For one thing, mixing up tonic water with espresso creates a totally different flavor profile to sparkling coffees made from soda. That's because tonic water has an added bitter zing from quinine, an anti-malarial medicine sourced from the bark of the cinchona tree (via Healthline). Yet, given that espresso can also be pretty bitter, shouldn't that make for an overpowering drink?

Not so. For one thing, tonic water tends to have sugar and sweetener added to tone down its bitterness (via MasterClass). And as New Ground explains, tonic actually complements coffee really well, as the former's citrusy flavor profile harmonizes with coffee's floral elements. After all, coffee has a lot more going for it taste-wise than the rich, chocolatey notes it's commonly known for — a good espresso tonic can elevate its fruit and flower layers. For this reason, Coffee Desk recommends using fruity African coffee when making your own sparkling coffee at home.

Yet Japan's caffeine alchemists haven't stopped at the simple espresso and tonic combo — in fact, they're still busy experimenting.

Why you need to try orange or cola in your coffee

As outlined by Tokyo Weekender, one popular variation is the citrus espresso tonic, which swaps the tonic for lemonade or mixes up the two. Other versions include lime, yuzu, or orange juice, plus a grape espresso tonic is served seasonally in Kyoto's Mamebaco (via Sharing Kyoto). And it's not as weird as it sounds — for instance, in Italy, espressos are often served with a slice of orange or lemon, which you squeeze over your drink for a flavor and aroma lift (via My Recipes).

Then there's the cola espresso tonic, which brings a nicely spiced layer to the concoction. That said, coffeehouses tend to favor craft colas in the mix rather than Coca-Cola or Pepsi.
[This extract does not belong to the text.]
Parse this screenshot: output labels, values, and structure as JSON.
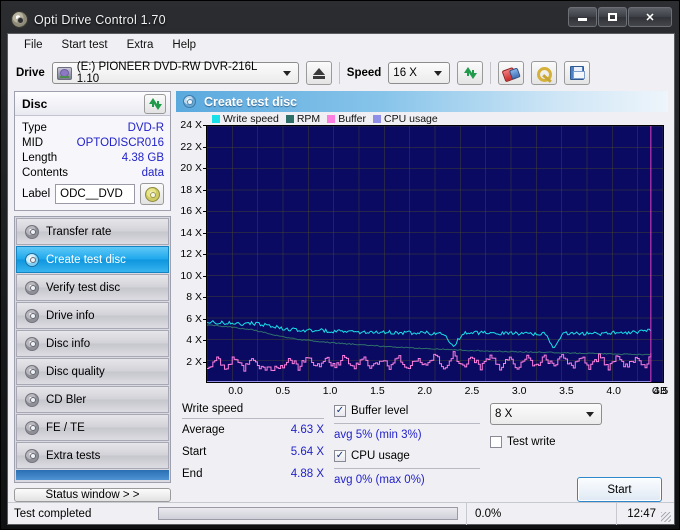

In fact, according to Japanese Food Guide, a craft cola movement has been growing in the country since 2018, so its crossover with the espresso tonic craze was only a matter of time. And as artisan colas such as Tokyo's Iyoshi include ingredients like vanilla, cloves, nutmeg, cinnamon, and cardamom, they can complement and elevate a good coffee (via Tokyo Updates).

Since the espresso tonic's popularity seems to be in no danger of waning in Japan, it's likely we'll see more variations. But the question is — will its popularity travel? Given that coffee fans never seem to lose their thirst for new twists on the drink, you might expect to see bubbly brews showing up at your neighborhood cafe in the future.